WHAT YOU SHOULD DO: Check every line of the data below for the string "title", and copy the ones that hold it.

Component data from apps and pages:
╔══
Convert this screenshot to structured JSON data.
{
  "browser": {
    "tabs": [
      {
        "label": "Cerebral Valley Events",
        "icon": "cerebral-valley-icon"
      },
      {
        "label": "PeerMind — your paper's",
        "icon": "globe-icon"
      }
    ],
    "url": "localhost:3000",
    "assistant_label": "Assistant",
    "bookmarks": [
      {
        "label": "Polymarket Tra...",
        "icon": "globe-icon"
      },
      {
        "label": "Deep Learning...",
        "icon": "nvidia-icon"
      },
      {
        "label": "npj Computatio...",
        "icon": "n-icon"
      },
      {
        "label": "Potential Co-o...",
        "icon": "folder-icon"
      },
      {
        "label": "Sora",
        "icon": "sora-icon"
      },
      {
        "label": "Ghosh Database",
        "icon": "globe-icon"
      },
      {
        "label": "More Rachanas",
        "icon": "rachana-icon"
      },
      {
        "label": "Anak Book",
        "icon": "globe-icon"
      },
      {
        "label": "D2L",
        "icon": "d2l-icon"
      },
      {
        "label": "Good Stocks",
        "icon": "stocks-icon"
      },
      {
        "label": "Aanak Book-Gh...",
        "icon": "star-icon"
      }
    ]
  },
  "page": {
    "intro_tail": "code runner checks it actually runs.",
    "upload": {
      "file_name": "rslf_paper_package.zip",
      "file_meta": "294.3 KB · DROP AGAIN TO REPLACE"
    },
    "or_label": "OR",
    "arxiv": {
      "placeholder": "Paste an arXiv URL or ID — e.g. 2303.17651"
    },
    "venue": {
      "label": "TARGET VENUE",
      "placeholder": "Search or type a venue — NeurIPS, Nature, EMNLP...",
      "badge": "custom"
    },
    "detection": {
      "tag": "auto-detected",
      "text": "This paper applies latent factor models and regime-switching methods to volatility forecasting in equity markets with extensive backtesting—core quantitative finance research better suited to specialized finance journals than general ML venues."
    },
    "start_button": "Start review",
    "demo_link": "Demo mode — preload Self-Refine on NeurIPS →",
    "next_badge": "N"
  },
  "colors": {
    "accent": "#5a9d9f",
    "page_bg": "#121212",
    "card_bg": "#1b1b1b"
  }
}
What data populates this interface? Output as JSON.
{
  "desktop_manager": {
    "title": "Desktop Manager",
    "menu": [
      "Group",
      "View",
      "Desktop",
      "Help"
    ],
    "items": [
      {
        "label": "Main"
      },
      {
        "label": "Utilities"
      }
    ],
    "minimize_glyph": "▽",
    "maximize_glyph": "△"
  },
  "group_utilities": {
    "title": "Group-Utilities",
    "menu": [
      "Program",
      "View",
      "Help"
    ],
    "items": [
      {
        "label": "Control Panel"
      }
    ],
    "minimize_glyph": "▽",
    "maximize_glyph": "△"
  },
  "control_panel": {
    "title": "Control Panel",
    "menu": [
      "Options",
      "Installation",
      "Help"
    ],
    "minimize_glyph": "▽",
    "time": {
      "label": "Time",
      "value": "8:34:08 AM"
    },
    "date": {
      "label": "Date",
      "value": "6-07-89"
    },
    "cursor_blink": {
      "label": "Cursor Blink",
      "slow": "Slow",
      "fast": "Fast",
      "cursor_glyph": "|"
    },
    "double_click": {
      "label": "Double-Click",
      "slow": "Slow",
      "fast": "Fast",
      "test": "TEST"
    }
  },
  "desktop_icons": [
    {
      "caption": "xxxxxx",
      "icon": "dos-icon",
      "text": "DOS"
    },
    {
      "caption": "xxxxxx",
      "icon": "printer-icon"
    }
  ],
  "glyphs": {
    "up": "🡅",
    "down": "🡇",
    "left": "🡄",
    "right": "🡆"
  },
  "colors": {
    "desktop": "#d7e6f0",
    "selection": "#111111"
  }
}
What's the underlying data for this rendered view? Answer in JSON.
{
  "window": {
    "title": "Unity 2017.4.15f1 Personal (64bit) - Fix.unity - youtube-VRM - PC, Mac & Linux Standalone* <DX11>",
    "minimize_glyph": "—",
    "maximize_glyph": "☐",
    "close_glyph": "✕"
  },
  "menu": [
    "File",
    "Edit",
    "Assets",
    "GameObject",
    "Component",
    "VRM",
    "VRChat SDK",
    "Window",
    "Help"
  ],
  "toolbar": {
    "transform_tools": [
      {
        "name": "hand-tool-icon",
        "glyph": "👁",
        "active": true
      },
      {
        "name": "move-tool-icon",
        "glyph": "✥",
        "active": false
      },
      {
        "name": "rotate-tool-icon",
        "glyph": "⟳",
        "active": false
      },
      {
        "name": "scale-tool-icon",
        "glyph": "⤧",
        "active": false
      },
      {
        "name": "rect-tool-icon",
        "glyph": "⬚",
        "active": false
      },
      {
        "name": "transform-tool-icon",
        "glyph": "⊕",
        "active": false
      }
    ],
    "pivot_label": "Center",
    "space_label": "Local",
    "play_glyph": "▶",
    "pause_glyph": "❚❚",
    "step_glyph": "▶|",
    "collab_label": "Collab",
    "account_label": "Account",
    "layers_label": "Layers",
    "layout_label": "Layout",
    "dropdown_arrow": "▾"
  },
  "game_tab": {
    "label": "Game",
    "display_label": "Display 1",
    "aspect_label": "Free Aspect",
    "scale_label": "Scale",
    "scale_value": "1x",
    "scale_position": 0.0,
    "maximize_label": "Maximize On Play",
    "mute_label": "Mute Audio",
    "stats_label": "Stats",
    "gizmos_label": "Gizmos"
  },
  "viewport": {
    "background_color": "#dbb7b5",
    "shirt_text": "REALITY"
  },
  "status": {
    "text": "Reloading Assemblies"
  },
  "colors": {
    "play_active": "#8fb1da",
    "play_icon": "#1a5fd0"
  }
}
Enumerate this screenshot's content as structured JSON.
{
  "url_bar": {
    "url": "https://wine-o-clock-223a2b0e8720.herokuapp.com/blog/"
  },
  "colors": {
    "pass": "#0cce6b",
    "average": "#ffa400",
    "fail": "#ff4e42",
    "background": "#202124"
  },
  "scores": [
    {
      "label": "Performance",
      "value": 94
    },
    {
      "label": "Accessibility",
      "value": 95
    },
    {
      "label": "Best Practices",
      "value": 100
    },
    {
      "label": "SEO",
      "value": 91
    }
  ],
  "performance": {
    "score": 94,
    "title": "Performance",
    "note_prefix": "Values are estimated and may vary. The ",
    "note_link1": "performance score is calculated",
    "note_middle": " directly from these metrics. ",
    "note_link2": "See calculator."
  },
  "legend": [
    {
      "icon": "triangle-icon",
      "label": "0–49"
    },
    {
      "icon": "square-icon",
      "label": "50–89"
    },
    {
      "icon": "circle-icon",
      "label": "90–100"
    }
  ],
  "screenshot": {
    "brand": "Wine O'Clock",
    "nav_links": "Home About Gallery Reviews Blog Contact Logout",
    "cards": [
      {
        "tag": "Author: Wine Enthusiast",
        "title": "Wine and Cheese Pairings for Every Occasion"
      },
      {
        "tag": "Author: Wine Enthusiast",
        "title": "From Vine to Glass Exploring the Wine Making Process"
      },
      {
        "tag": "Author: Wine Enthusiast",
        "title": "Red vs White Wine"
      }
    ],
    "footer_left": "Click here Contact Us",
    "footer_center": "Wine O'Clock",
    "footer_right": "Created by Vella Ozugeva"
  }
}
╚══
WRITTEN RESPONSE:
    "title": "Desktop Manager",
    "title": "Group-Utilities",
    "title": "Control Panel",
    "title": "Unity 2017.4.15f1 Personal (64bit) - Fix.unity - youtube-VRM - PC, Mac & Linux Standalone* <DX11>",
    "title": "Performance",
        "title": "Wine and Cheese Pairings for Every Occasion"
        "title": "From Vine to Glass Exploring the Wine Making Process"
        "title": "Red vs White Wine"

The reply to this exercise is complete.